The police investigation focused on two suspects: the painter Gasparus Mutsaers, who worked as a sexton in the church and Johan van Isterdaal. The sexton was handcuffed after the discovery of the body and taken to city hall. Mutsaers was imprisoned because he had some clothes and a church booklet of Marietje's in his possession. Mutsaers claimed that he had found the objects. Mutsaers was seen as the prime suspect. He changed his statements frequently. He was also the one who had keys to all the rooms in the church. Only Mutsaers received a lawsuit, but he was acquitted on appeal.

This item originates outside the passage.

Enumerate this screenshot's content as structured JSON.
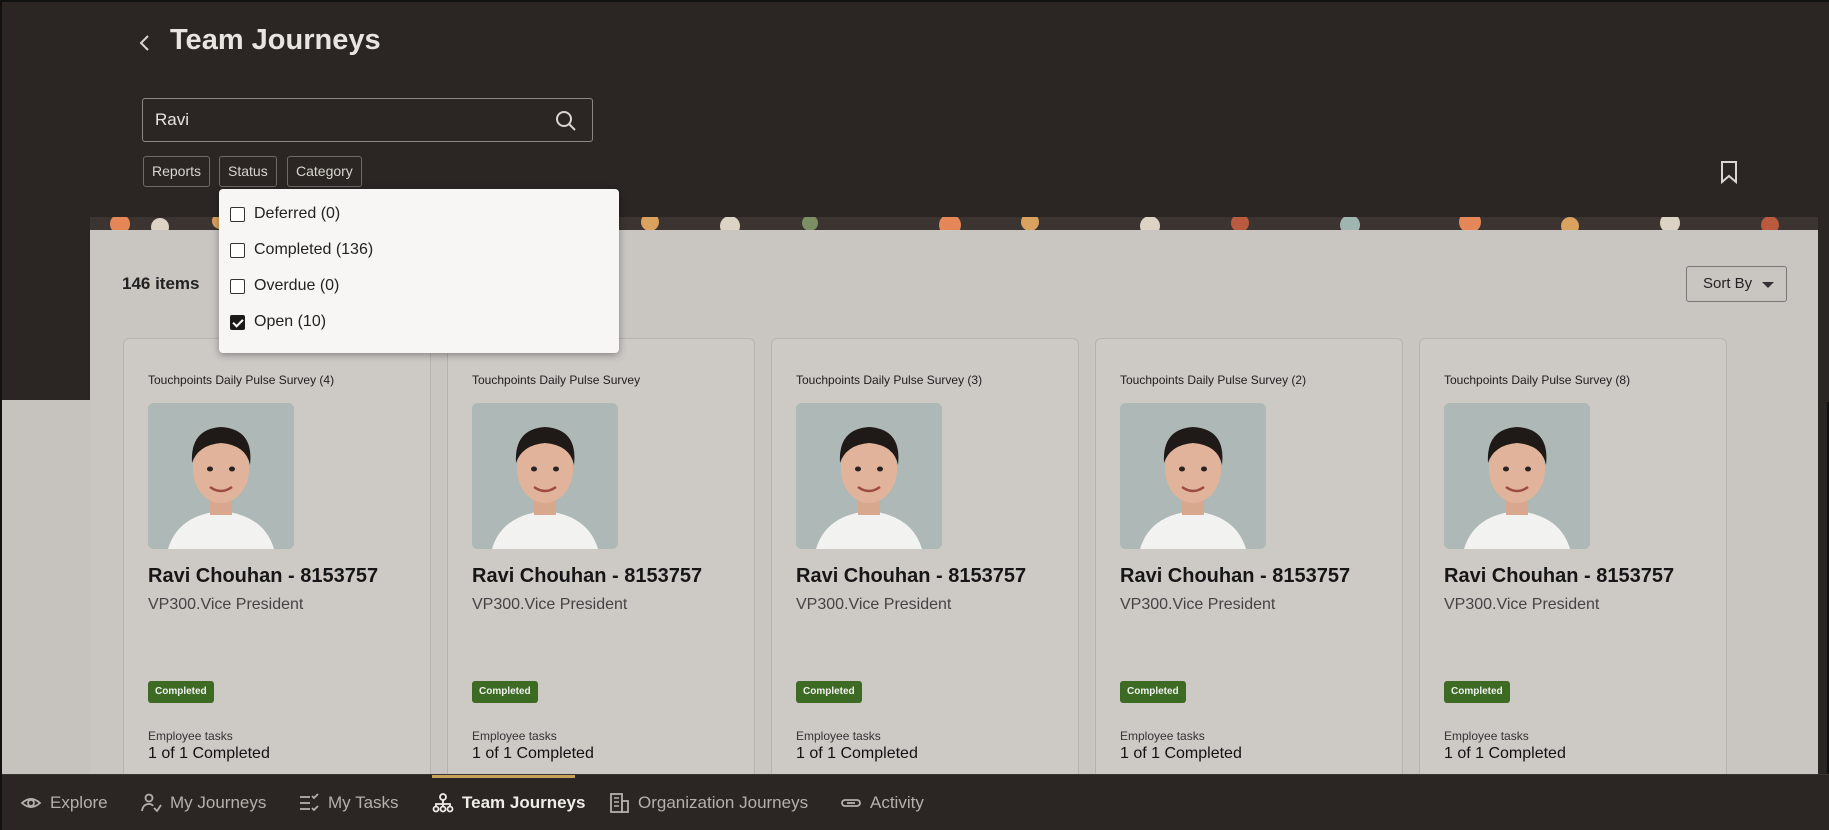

Former postman Jongbloets said he heard screams in the church at about 11 a.m. He then saw the choir clerk, who looked intimidating to him. Influenced by third parties Jongbloets withdrew his statement because he could not be certain of the man's identity. According to other witnesses, the clerk left around 12 noon, and the door of the church have been locked, which was very unusual.
According to the police report Pastor George van Zinnicq Bergmann started at 6 a.m. At half-past eight the priest did the Catechism for 70 communicants, including Marietje. Two chaplains did the other masses in the morning. Thereafter, the pastor and the chaplains remained, according to his statement, in their rooms. He was not further investigated and could be considered a suspect. The idea that the priest was the culprit, is also held by Ed Schilders, who wrote a book on the murder in 1988. Yet three Tilburg lawyers, who studied a file from the archives of a law firm in Breda, came to the conclusion that the priest could not have done it.
In October 2011 Marietje's second cousin Godelieve Kessels, piblished a book called The murder of Marietje Kessels. She points to the pastor as the culprit on the basis of conversations with her father Mathieu, the younger brother of Marietje Kessels, who was taken into trust by his father and eldest son. He was four years old when his sister was killed and later spoke frequently with his parents about who might be the culprit. Kessels' father was a wealthy businessman in Tilburg. He was under pressure from papal representatives - who would have visited Marietje's parents in 1908 - and may have been forced by them not to accuse the priest. They may have confirmed that Van Zinnicq Bergmann was the killer, but her father would not reveal the truth, nor put the pastor on trial because that would have incriminated the entire Catholic Church.
Sy Scholfield submitted birth certificate n°243 from the online Tilburg archives: "om negen ure des voormiddags" (at nine o'clock in the morning).
- Passions : Criminal Victim : Homicide victim
- Passions : Criminal Victim : Rape/ Sex crime victim
- Personal : Death : Short Life less than 29 Yrs (Age 11)
- Personal : Death : Other Death (Homicide)
- Notable : Famous : Criminal cases